The parish church is built of limestone, dedicated to All Saints, and is a Grade I listed building dating from the 12th century. It was restored and the chancel rebuilt in 1894 by Bodley and Garner. In the south aisle is a 14th-century full length brass, reset in 1549, to a member of the D'Alison family.
The village of Wildsworth (a separated parish 1866-1974) is 2.5 miles (4.0 km) to the west on the bank of the River Trent. It had a yellow-brick church, dedicated to St. John the Divine, built in 1838 by Charles Biggs. It was declared redundant by the Diocese of Lincoln in 1982 and demolished two years later. It is still listed  on the National Heritage List for England as a Grade II listed building, where it is described as disused.
Nearby is Laughton Forest, mostly privately owned but leased to the Forestry Commission, which was created in the 20th century on a sandy heath.
Lincolnshire is very low-lying and land had to be drained for agriculture to be successful.

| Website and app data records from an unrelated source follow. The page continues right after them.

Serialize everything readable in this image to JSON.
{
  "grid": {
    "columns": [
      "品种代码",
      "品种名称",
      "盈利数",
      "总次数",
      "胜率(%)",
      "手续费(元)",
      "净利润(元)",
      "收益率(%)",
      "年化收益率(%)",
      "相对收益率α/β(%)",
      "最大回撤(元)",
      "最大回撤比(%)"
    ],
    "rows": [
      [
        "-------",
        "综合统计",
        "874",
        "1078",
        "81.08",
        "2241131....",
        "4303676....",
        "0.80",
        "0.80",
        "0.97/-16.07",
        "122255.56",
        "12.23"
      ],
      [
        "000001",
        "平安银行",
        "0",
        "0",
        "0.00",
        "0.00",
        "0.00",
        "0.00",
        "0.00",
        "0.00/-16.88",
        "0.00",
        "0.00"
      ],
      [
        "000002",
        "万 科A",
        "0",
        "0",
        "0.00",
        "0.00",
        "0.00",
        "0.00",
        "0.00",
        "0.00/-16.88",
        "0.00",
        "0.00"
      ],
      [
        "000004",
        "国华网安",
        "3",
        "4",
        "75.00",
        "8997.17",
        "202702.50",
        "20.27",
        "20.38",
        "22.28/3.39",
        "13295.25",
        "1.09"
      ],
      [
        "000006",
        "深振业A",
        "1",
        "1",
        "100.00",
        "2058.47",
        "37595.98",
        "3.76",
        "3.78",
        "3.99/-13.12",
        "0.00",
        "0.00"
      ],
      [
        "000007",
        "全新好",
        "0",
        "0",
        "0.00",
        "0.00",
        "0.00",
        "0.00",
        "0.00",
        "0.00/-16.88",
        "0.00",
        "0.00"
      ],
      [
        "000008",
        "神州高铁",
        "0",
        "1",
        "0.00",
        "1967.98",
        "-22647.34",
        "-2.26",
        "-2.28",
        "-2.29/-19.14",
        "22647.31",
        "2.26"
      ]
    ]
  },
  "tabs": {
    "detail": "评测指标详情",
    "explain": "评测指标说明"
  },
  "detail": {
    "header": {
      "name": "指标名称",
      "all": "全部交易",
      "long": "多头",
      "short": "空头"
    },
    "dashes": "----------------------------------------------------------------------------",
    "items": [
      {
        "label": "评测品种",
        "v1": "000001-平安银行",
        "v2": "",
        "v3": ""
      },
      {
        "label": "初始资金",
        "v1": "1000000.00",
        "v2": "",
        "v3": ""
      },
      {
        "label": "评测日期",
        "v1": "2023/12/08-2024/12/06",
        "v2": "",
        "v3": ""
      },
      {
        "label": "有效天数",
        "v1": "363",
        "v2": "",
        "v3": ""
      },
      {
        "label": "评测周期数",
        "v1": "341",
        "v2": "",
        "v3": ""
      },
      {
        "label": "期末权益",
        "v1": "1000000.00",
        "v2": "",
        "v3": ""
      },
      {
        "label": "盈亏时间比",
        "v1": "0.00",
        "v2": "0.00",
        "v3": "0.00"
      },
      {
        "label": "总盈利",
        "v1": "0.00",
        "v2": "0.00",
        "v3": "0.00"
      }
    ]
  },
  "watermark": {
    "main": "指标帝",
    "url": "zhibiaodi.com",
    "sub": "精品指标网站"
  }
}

The larger drainage channels, many of which are parallel to each other, became boundaries between parishes. Many parishes are long and thin for this reason.
There is much fenland in Lincolnshire, particularly in the Boston and Horncastle areas. Fenlands tended to be extraparochial before the mid 1850s, and although many sections were identified with names and given the title "civil parish", little information has been found about them. Many appear to be abolished in 1906, but the parish which adopts them is not given in A Vision of Britain through Time. Note the WR category Lincolnshire Fenland Settlements which is an attempt to organize them into one list.
From 1889 until 1974 Lincolnshire was divided into three administrative counties: Parts of Holland, Parts of Kesteven and Parts of Lindsey. These formal names do not fit with modern grammatical usage, but that is what they were, nonetheless. In 1974 the northern section of Lindsey, along with the East Riding of Yorkshire, became the short-lived county of Humberside. In 1996 Humberside was abolished and the area previously in Lincolnshire was made into the two "unitary authorities" of North Lincolnshire and North East Lincolnshire. The remainder of Lincolnshire was divided into "non-metropolitan districts" or "district municipalities" in 1974. Towns, villages and parishes are all listed under Lincolnshire, but the present-day districts are also given so that places in this large county can more easily be located and linked to their wider neighbourhoods. See the WR placepage Lincolnshire, England and the smaller divisions for further explanation.